PROVIDED INFORMATION Block Start

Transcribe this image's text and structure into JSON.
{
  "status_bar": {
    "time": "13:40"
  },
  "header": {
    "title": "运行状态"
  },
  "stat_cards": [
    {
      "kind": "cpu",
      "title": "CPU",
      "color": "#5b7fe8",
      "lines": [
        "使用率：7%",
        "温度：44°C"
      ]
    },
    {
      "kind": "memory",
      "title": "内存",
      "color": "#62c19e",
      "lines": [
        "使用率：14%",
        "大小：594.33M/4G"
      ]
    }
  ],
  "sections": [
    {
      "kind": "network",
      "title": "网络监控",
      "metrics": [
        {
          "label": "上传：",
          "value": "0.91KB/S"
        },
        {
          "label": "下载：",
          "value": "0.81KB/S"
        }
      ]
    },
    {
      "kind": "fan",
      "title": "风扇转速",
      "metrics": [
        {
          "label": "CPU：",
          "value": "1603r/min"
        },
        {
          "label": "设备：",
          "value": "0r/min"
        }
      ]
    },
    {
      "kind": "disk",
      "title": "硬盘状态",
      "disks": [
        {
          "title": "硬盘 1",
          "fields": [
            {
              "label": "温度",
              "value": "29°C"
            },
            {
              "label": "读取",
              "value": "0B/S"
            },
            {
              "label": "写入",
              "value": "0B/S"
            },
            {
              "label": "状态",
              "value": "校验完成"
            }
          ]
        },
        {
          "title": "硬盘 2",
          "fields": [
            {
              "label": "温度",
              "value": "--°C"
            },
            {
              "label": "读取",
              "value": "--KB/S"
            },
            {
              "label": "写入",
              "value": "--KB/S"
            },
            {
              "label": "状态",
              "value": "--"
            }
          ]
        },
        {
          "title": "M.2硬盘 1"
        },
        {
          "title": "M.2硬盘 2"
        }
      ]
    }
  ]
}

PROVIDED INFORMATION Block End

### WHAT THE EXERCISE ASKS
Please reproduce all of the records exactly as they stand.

### WRITTEN SOLUTION
Transcribe this image's text and structure into JSON.
{
  "status_bar": {
    "time": "13:40"
  },
  "header": {
    "title": "运行状态"
  },
  "stat_cards": [
    {
      "kind": "cpu",
      "title": "CPU",
      "color": "#5b7fe8",
      "lines": [
        "使用率：7%",
        "温度：44°C"
      ]
    },
    {
      "kind": "memory",
      "title": "内存",
      "color": "#62c19e",
      "lines": [
        "使用率：14%",
        "大小：594.33M/4G"
      ]
    }
  ],
  "sections": [
    {
      "kind": "network",
      "title": "网络监控",
      "metrics": [
        {
          "label": "上传：",
          "value": "0.91KB/S"
        },
        {
          "label": "下载：",
          "value": "0.81KB/S"
        }
      ]
    },
    {
      "kind": "fan",
      "title": "风扇转速",
      "metrics": [
        {
          "label": "CPU：",
          "value": "1603r/min"
        },
        {
          "label": "设备：",
          "value": "0r/min"
        }
      ]
    },
    {
      "kind": "disk",
      "title": "硬盘状态",
      "disks": [
        {
          "title": "硬盘 1",
          "fields": [
            {
              "label": "温度",
              "value": "29°C"
            },
            {
              "label": "读取",
              "value": "0B/S"
            },
            {
              "label": "写入",
              "value": "0B/S"
            },
            {
              "label": "状态",
              "value": "校验完成"
            }
          ]
        },
        {
          "title": "硬盘 2",
          "fields": [
            {
              "label": "温度",
              "value": "--°C"
            },
            {
              "label": "读取",
              "value": "--KB/S"
            },
            {
              "label": "写入",
              "value": "--KB/S"
            },
            {
              "label": "状态",
              "value": "--"
            }
          ]
        },
        {
          "title": "M.2硬盘 1"
        },
        {
          "title": "M.2硬盘 2"
        }
      ]
    }
  ]
}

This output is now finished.